food history

Mark Kurlansky is the New York Times bestselling author of "Havana," "Cod," "Salt," "Paper," "The Basque History of the World," "1968," and "The Big Oyster," among other titles. He has received the Dayton Literary Peace Prize, Bon Appetit's Food Writer of the Year Award, the James Beard Award, and the Glenfiddich Award.

Profoundly intertwined with human civilization, milk has a compelling and a surprisingly global story to tell, and historian Mark Kurlansky is the perfect person to tell it. Tracing the liquid's diverse history from antiquity to the present, he details its curious and crucial role in cultural evolution, religion, nutrition, politics, and economics.
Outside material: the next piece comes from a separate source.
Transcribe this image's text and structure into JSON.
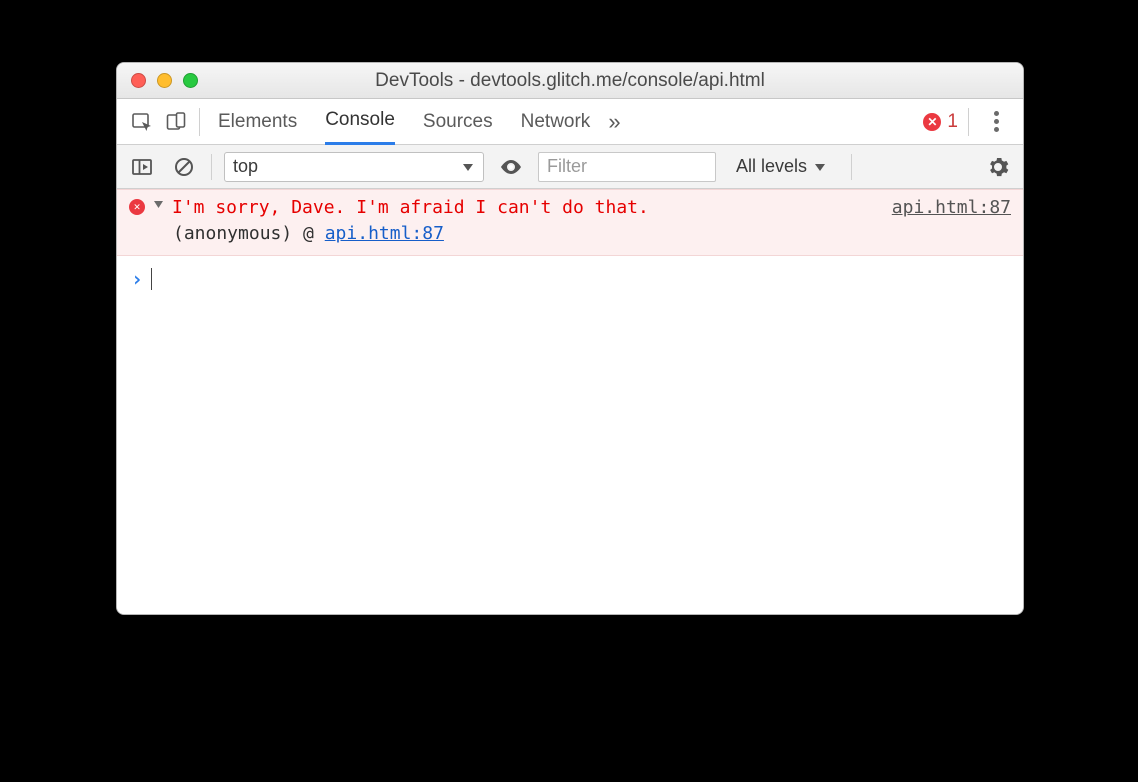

Kurlansky will be part of the Food Panel discussion at the Albany Book Festival at the University at Albany on September 29th from 11 a.m. to noon in the Campus Center Ballroom.  
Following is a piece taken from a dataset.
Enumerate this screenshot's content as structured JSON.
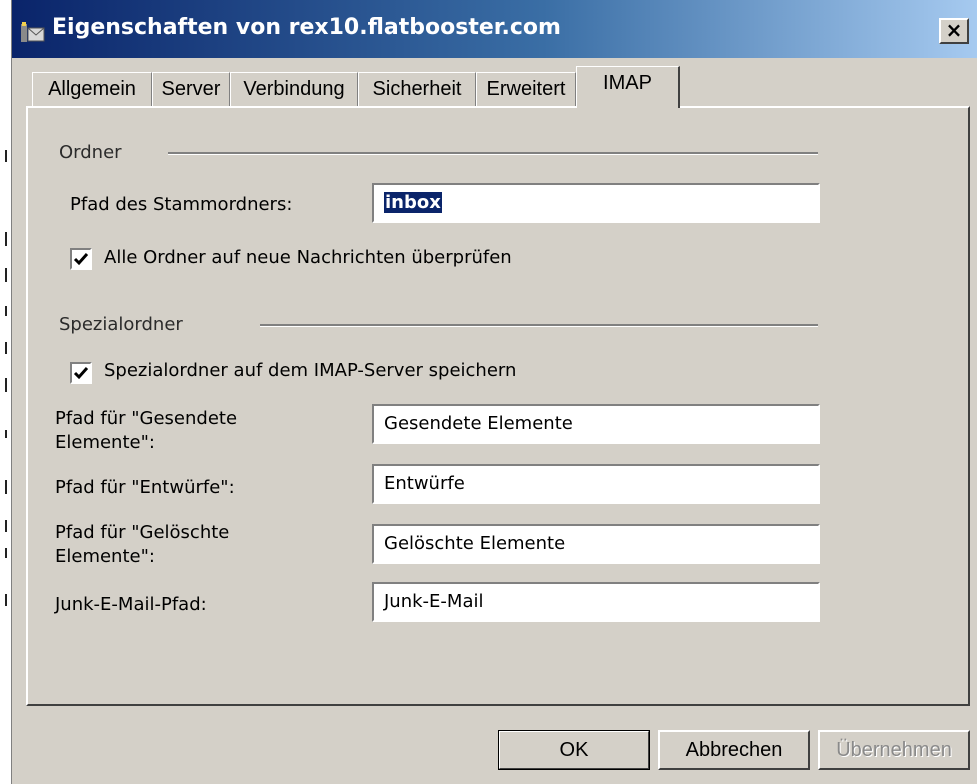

After traveling across three continents to stalk the modern story of butter, award-winning food writer and former pastry chef Elaine Khosrova tells a story as rich, textured, and culturally relevant as butter itself. Her new book is Butter: A Rich History.

From its humble agrarian origins to its present-day artisanal glory, butter has a fascinating story to tell, and Khosrova is the perfect person to tell it. With tales about the ancient butter bogs of Ireland, the pleasure dairies of France, and the sacred butter sculptures of Tibet, Khosrova details butter’s role in history, politics, economics, nutrition, and even spirituality and art.
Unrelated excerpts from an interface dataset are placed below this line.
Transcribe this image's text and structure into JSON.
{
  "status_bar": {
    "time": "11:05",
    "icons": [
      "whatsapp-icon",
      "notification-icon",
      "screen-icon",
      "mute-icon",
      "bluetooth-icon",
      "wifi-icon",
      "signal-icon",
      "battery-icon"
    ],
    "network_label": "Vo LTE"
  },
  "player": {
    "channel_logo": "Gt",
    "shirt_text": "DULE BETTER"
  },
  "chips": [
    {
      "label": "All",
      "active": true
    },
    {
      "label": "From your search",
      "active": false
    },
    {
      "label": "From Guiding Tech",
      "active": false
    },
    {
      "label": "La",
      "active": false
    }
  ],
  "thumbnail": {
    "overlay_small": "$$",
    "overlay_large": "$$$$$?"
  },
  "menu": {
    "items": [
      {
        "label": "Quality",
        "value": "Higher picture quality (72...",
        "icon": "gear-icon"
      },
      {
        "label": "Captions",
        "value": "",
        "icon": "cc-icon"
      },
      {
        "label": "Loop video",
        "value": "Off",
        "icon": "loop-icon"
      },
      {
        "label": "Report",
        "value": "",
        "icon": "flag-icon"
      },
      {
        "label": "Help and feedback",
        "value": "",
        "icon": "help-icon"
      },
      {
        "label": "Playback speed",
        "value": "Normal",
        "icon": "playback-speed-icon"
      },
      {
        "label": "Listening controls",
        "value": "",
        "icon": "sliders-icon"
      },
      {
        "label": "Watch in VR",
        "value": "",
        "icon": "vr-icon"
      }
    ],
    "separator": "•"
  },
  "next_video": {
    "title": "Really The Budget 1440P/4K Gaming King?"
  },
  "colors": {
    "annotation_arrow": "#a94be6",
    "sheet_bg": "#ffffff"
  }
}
Today we look at a fascinating piece of food history and talk about the history of cake. Alysa Levene looks at cakes both ancient and modern, from the fruit cake to the pound cake, from the birthday cake to the angel food cake. All the way up to competitive baking shows on television and our modern obsession with macaroons and cupcakes. Alysa Levene is the author of Cake: A Slice of History and joins us today on the roundtable.